SDN motivation comes in many forms from a revolutionary restructuring of the network equipment business to an improvement over today’s scripting solutions. The most important problems thought to be addressed by SDN solutions tend to concern improving network management automation (e.g., provisioning virtual networks, on demand). Thus onePK, which centers on improving today’s automation via scripting, is an understandable offering.
This leads directly to the seemingly simple question “what does it mean to script a switch?” It’s actually a really complicated question, with an uncertain answer (at least for me). Switches are communication appliances but defined very differently from conventional server applications. A switch is defined by the protocols supported (e.g., routing protocols) but little is said about how that support is implemented (the focus is on the ends, not the means) or how the internal state of the switch reflects these actions. Switches respond automatically to local changes in network topology (e.g., to assure there aren’t forwarding loops) and indirectly to non-local changes through the messages received by adjacent switches. Scripting is a way to read and write some of the internal state of the switch, but what exactly does that have to do with the state of the network?
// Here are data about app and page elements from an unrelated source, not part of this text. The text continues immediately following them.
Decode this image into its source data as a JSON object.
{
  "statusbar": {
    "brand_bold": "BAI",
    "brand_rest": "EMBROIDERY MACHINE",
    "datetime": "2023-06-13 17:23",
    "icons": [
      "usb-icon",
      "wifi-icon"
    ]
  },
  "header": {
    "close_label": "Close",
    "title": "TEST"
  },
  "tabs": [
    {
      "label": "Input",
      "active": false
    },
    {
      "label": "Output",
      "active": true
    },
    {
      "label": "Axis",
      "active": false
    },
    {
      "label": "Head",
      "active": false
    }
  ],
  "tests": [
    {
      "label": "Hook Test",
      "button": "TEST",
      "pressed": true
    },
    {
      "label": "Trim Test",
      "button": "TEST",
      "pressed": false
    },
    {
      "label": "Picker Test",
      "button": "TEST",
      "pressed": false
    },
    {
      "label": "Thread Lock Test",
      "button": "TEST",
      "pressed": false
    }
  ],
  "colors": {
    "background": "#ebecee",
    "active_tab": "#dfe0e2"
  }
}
Switches are programmed in the “management plane.” Much of this is to define network specific policies: how important are various flows, what flows are permitted and which prohibited, and so on. These policies in turn become the means by which the switch reacts to new flows, and local and distant changes in the network. Many CLI commands are used to change or query these policies. But the goal of SDN goes much further. Through our SDN system we would like to literally control the state of the network (that’s certainly the result of direct use of OpenFlow). Most CLI commands are one big step removed and deal with the policy definitions, not the network state directly.
Is that a fatal flaw with onePK? That too is unclear to me. It depends I guess on how much we want to do differently with our SDN approach. onePK is a great way of making existing solutions better (think of it as programmatic CLI scripting). Many of the practical (certainly enterprise) applications of SDN solutions have been for tasks that onePK can probably solve. So I’m personally all for the approach, certainly to the point where the limitations are better understood. There is a lot of valuable IP and knowledge embedded in today’s network systems that will have to be recreated in an OpenFlow solution, not to mention the formidable problem of designing an OpenFlow controller that balances complexity, availability, distribution and performance. We won’t see OpenFlow replacements for today’s network systems soon or maybe ever (that’s OK, that’s not the intent). onePK asks the question of how far we can improve today’s network systems with better scripting. It’s an important question.